- Posted by Johanna
- On 26th April 2017
- 0 Comments
Sun-kissed skin, turquoise water, white beaches, flowing drinks and parties that last from sunset to and beyond sunrise – this is what Ibiza is about. This island in the Mediterranean Sea off the east coast of Spain is known as the party capital of Europe. Ibiza is located 93 miles from the city of Valencia and is the third largest of the Balearic Islands, an autonomous community of Spain.
Ibiza’s modest population of 132,637 is swallowed whole by the six-million-odd tourists that descend on it each year. These tourists are mostly looking for sunshine, nightlife and world-known clubs with a lively electronic music scene even though the island’s government has been working on promoting more family-oriented tourism. But why fix it if it ain’t broken? Let’s take a look at the island’s history and see how it became the party hub of Europe.
In the year 654 B.C. the Carthaginians discovered Ibiza and founded Ibiza Town, making this one of the earliest towns in Europe. They christened the town Ibossim, quite similar to its present day name. Since this, Ibiza has been under the control of many conquerors. During the Roman Empire, Ibiza was called Ebusus, but the island was not however made part of the empire. Instead it retained its independence as a confederation town.
The Arabs came in the 9th century A.D. and stayed for almost 500 years. They called the island Yebisah. The arabic influence can still be felt strongly today in many customs, such as the construction of the houses, traditional costumes and musical instruments, and of course in the island dialect ‘Ibicenco’. Finally, Ibiza was conquered by the Catalans in 1235. The island maintained its own self-government in several forms until 1715, when King Philip V of Spain abolished the local government’s autonomy.
Fast forwarding to modern times, Ibiza opened to international tourism in the late 1950s. Since then, the nightlife on the island has undergone several changes. Origins of today’s club culture may be traced back to the hippie gatherings held during the 1960s and 1970s. During these, people of various nationalities sharing the hippie ethos would regroup, talk, play music and occasionally take drugs. In the 1970s the night club scene was starting to shape to the way that we know it today and several places opened and made a lasting impact on Ibiza’s nightlife. Some of these original clubs are still in operation today, like Pacha.
During the 1980s, the music played in these clubs gained in reputation and became known as Balearic beat, a precursor of the British Acid housescene. As rave parties blossomed all over Europe, a DJ-driven club culture took hold of the nightlife also in Ibiza.
Clubbing Scene and DJs today

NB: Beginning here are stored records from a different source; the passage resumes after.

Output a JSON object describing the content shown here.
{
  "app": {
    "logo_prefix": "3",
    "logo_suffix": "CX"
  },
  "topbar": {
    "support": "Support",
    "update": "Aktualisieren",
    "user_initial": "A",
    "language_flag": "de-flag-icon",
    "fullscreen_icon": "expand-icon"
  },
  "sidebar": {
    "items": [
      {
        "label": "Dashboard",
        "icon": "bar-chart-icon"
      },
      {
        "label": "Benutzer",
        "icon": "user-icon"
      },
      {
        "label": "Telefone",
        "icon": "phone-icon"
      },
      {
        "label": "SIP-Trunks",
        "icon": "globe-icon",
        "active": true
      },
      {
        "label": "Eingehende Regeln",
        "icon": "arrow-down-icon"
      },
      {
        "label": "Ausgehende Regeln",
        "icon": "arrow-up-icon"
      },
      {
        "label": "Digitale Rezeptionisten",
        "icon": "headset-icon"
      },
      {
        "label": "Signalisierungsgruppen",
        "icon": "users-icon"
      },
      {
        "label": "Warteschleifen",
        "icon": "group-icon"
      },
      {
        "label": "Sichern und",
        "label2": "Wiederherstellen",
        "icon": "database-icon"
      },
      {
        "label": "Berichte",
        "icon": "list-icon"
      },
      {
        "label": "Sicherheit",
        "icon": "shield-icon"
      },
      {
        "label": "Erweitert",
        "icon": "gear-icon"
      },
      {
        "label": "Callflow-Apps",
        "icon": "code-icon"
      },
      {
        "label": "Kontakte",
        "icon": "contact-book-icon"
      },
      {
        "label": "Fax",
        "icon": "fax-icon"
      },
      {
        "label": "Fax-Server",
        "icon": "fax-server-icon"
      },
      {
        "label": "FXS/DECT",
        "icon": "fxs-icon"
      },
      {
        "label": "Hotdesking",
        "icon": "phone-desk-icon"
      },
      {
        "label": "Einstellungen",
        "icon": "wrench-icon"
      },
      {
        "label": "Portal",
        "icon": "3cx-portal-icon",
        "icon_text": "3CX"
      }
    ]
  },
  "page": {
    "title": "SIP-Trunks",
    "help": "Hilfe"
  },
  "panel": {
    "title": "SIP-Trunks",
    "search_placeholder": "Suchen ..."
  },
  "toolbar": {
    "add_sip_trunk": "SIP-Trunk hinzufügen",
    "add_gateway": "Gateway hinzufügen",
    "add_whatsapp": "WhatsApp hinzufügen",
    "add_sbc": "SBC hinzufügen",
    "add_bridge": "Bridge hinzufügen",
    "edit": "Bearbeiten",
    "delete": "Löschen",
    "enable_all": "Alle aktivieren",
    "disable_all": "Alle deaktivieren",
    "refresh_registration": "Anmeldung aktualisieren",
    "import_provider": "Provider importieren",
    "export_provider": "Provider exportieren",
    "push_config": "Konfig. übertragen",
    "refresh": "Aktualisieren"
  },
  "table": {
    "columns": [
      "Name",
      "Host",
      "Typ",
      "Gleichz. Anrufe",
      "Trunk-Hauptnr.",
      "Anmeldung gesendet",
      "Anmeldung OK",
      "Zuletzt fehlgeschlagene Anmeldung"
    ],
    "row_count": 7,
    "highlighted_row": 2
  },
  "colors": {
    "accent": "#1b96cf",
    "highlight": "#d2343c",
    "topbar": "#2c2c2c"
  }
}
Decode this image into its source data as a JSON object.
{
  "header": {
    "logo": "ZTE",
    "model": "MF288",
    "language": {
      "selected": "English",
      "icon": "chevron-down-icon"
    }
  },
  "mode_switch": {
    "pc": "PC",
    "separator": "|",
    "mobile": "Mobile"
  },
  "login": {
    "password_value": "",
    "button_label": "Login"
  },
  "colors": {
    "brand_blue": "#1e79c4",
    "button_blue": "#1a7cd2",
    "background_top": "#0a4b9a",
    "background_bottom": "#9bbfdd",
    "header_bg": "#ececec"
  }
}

Nowadays, during the summer, top producers and DJs of dance music, such as Armin van Buuren, David Guetta or Lucianoin come to the island and play at the various clubs, in between touring to other international destinations. Some of the most famous DJs run their own weekly nights around the island. Many of these DJs use Ibiza as an outlet for presenting new songs within the house, trance and techno genres of electronic dance music.
Clubbing in Ibiza is unlike anywhere else, not only because of the DJs, but because of the unique atmosphere and the fact that the party doesn’t have to stop even when the sun comes up. Some clubs close at 6am but then reopen at 7am to keep the party going. Entry to the clubs might often be quite expensive, but the night will be far from an ordinary club night.
A typical day in Ibiza usually goes a little like this: sleeping in, chilling at the beach or taking part in epic boat parties, watching the sunset and having dinner, then moving to town for a few drinks and finally ending the night in a club. Life doesn’t get a lot better than that, does it? Now it is your chance to bury all stress and sorrows in the white sand, enjoy the sun and let loose – join us for this End of Exams Trip to Ibiza!